## [TASK TO COMPLETE]
Could you count how many lines of the data include "Licehammer" and answer with the number only?

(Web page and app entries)
►

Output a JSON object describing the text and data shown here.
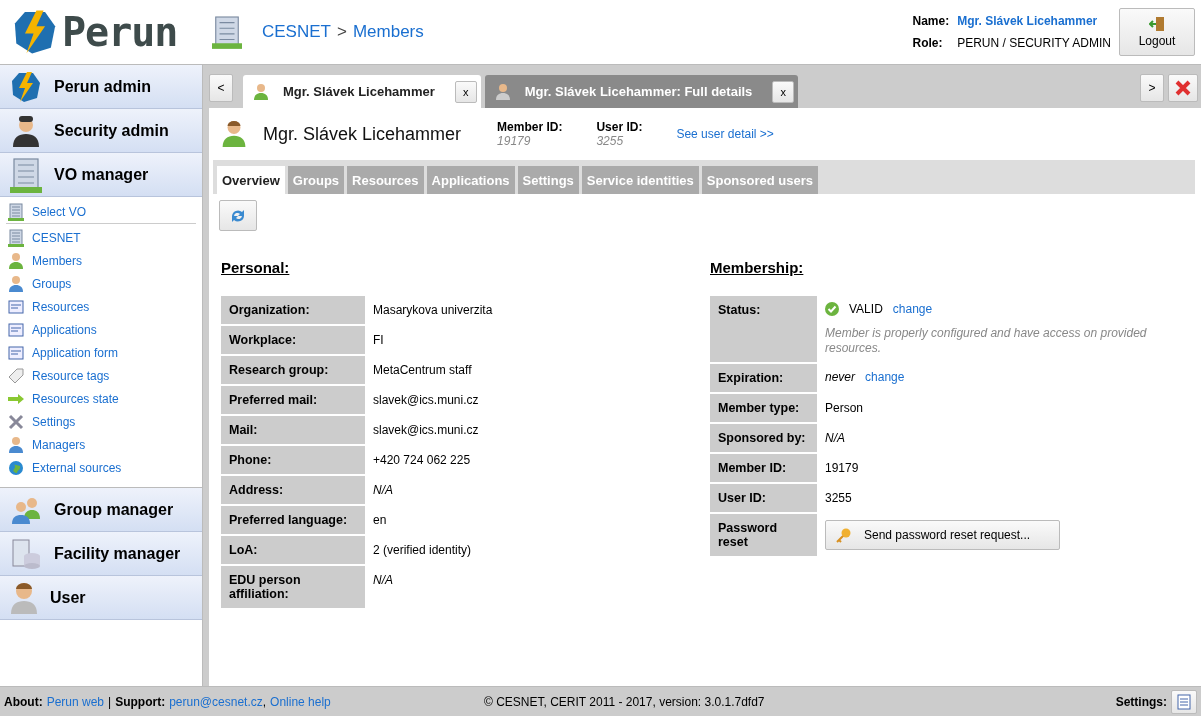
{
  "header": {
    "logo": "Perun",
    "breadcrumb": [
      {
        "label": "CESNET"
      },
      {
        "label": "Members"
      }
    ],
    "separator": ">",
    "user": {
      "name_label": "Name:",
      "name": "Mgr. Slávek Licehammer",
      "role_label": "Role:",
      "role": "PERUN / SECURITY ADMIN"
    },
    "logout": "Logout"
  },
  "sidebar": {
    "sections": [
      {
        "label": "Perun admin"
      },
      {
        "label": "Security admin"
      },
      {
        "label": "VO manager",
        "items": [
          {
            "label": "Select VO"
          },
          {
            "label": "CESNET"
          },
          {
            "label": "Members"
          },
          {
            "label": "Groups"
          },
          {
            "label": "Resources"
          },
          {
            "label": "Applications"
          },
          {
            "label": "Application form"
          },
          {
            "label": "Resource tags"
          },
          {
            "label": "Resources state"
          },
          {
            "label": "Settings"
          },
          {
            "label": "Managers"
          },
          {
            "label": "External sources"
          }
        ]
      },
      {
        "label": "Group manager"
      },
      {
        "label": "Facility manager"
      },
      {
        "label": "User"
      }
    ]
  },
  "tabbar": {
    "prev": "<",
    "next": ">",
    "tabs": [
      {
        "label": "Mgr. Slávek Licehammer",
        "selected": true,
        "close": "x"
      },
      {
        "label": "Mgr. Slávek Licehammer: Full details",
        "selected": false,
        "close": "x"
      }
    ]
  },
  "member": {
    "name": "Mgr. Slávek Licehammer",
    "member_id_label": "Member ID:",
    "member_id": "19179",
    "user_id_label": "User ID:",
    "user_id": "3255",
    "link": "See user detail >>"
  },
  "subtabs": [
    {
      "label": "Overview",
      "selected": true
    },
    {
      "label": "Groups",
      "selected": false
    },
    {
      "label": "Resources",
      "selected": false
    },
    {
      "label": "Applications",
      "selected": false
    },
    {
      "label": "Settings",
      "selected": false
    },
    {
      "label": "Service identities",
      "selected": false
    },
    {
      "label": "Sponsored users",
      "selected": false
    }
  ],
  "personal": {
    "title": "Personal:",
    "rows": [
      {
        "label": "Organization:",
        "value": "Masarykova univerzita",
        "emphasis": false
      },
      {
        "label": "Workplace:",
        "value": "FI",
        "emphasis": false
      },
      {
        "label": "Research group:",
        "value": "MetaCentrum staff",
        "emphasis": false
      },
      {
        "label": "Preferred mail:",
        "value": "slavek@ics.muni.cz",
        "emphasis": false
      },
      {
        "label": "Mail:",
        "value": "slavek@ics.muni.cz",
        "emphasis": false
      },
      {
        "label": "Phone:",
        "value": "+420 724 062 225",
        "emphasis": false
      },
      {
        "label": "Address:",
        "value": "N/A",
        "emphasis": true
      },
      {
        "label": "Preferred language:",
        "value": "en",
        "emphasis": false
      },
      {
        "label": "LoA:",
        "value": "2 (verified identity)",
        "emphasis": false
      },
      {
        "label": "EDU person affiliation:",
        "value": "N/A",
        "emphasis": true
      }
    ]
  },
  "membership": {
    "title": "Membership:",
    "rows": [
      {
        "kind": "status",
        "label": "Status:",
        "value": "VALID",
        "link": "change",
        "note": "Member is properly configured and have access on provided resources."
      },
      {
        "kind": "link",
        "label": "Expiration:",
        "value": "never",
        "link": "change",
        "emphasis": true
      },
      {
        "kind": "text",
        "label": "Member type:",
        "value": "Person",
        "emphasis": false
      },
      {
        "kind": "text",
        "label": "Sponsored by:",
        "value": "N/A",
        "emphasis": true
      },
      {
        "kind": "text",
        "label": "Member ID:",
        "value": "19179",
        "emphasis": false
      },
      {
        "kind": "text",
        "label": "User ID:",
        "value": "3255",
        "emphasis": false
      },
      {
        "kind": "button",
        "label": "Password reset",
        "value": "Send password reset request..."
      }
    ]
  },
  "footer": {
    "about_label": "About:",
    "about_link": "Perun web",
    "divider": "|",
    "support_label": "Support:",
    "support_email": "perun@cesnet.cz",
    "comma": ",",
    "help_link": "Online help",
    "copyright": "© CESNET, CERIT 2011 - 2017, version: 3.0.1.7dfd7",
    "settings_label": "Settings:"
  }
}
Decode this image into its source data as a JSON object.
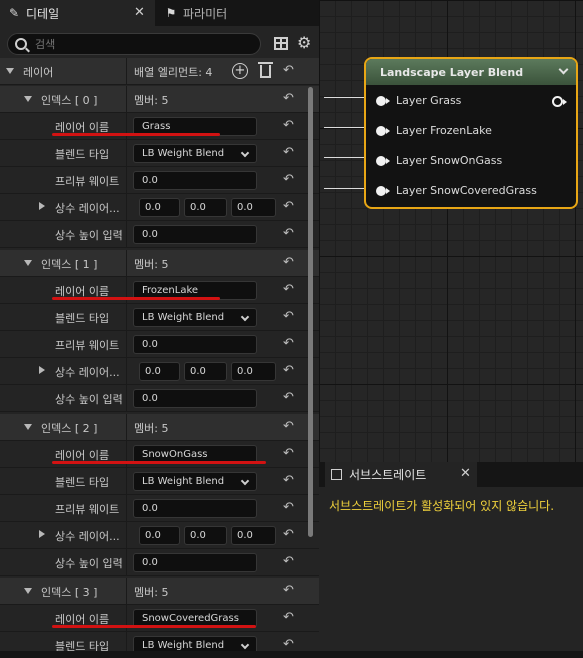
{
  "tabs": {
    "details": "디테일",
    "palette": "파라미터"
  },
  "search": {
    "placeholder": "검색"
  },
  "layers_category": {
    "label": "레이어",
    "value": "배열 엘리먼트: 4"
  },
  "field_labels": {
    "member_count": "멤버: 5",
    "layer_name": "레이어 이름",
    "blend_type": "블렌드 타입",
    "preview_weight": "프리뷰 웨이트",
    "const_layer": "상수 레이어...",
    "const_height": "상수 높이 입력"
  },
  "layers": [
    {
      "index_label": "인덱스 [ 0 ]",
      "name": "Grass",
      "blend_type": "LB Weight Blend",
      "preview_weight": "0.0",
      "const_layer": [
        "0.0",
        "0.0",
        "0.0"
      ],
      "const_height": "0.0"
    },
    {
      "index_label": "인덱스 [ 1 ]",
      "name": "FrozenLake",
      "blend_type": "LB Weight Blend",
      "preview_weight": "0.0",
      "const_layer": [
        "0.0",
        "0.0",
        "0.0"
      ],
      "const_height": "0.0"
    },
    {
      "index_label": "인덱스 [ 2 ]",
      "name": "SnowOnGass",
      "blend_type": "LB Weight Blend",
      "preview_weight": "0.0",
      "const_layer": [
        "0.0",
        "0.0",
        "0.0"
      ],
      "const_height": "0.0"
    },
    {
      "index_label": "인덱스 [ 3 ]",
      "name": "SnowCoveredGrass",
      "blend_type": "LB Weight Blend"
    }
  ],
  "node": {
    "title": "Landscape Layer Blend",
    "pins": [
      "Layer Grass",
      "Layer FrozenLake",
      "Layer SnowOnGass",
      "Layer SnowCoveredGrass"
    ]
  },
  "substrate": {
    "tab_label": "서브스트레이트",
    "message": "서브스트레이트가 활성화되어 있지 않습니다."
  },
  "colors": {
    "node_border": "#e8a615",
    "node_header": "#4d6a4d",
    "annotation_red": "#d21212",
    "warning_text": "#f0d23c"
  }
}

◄
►

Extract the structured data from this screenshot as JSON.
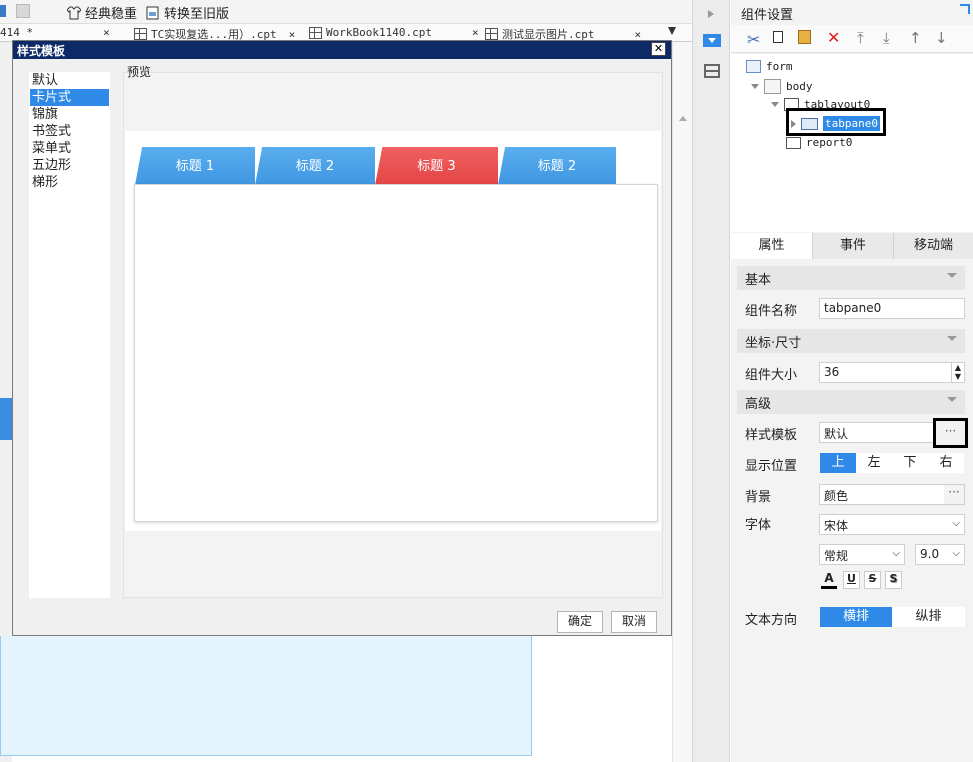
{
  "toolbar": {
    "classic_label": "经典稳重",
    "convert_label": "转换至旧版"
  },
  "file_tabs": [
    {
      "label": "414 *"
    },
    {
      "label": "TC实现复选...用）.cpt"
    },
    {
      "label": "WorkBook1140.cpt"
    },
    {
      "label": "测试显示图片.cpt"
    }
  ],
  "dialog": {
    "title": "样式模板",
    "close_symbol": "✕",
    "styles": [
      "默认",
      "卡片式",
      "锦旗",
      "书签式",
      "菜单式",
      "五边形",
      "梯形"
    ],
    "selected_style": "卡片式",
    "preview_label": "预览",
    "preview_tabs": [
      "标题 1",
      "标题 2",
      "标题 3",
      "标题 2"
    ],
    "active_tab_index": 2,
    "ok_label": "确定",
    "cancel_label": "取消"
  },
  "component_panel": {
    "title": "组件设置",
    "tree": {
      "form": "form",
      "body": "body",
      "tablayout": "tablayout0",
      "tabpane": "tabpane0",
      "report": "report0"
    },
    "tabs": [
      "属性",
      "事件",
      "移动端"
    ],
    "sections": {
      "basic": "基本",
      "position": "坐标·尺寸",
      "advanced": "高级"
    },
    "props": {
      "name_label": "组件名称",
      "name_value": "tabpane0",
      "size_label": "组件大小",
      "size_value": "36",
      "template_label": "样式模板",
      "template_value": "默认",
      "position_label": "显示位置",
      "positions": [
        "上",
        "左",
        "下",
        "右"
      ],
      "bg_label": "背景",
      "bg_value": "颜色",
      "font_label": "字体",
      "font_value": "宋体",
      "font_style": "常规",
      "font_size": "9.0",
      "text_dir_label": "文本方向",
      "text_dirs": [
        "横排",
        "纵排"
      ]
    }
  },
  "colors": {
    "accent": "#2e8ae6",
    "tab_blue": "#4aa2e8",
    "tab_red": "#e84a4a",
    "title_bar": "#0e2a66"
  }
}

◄

## [RESPONSE AREA]
4